What lines below include the word "ffffff"? Copy each one.

§ **Supplied information**:
========================================================================
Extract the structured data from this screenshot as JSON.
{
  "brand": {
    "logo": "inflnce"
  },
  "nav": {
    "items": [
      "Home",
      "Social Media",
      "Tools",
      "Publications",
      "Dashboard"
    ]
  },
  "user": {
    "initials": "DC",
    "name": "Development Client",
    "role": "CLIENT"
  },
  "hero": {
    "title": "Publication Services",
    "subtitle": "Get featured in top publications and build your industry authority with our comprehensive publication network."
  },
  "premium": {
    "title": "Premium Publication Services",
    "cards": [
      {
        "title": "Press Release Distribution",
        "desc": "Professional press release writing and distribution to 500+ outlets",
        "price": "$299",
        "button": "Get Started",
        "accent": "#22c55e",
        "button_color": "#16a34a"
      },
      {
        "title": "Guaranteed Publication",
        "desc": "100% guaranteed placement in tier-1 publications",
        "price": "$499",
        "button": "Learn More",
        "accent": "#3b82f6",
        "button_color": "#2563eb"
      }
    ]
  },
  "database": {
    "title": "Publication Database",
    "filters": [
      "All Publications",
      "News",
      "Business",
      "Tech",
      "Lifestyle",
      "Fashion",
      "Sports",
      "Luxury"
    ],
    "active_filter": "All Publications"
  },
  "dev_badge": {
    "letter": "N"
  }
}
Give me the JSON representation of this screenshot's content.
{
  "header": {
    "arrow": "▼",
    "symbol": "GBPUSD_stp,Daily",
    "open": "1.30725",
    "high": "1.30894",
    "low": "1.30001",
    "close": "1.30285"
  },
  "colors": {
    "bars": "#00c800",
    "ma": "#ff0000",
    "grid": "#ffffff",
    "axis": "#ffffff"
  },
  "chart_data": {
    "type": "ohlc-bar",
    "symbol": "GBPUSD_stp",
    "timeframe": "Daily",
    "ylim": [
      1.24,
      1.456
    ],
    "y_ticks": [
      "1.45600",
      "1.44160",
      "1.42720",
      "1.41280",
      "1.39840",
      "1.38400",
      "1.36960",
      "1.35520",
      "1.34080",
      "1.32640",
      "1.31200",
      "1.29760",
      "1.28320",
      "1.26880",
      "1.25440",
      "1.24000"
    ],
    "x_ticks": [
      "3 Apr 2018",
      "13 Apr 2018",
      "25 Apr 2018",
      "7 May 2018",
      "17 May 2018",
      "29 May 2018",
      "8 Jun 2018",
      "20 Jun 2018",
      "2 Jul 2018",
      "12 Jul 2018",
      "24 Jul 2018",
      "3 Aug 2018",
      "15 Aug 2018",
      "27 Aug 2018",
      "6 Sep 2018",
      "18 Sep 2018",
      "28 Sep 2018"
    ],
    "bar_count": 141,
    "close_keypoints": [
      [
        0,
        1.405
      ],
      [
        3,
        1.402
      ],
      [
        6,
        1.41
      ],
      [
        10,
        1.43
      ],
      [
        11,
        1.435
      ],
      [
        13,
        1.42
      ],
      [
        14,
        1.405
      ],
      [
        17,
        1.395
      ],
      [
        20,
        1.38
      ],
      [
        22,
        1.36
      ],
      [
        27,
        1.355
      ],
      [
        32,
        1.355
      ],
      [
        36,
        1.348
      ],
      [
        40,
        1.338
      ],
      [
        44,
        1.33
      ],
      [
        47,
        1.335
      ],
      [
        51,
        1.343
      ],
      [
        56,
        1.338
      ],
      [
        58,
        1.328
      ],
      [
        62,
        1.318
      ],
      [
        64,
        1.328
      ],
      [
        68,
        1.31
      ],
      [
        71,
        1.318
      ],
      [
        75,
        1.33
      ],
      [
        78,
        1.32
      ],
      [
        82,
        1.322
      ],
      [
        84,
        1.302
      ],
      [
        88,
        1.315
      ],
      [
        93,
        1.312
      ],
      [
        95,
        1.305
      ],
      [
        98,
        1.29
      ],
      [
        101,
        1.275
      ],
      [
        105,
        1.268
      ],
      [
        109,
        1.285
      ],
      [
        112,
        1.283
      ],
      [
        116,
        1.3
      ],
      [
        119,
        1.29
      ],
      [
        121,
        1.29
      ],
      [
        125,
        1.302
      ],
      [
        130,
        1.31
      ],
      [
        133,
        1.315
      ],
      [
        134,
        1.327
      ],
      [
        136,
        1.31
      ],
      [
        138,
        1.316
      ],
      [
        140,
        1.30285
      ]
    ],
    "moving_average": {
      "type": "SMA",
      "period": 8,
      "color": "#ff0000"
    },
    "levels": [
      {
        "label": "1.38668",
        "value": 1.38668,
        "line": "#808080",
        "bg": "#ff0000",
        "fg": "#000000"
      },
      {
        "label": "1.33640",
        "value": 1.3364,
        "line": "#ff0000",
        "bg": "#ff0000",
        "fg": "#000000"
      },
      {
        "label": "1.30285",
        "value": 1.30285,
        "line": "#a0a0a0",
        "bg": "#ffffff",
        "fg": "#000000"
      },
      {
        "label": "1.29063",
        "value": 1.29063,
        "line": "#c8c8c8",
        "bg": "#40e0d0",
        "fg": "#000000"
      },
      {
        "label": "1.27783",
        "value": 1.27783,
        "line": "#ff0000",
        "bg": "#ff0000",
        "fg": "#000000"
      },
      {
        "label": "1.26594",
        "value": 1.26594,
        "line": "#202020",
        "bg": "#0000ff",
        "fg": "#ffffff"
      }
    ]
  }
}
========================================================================
§ **The completed task**:
    "grid": "#ffffff",
    "axis": "#ffffff"
        "bg": "#ffffff",
        "fg": "#ffffff"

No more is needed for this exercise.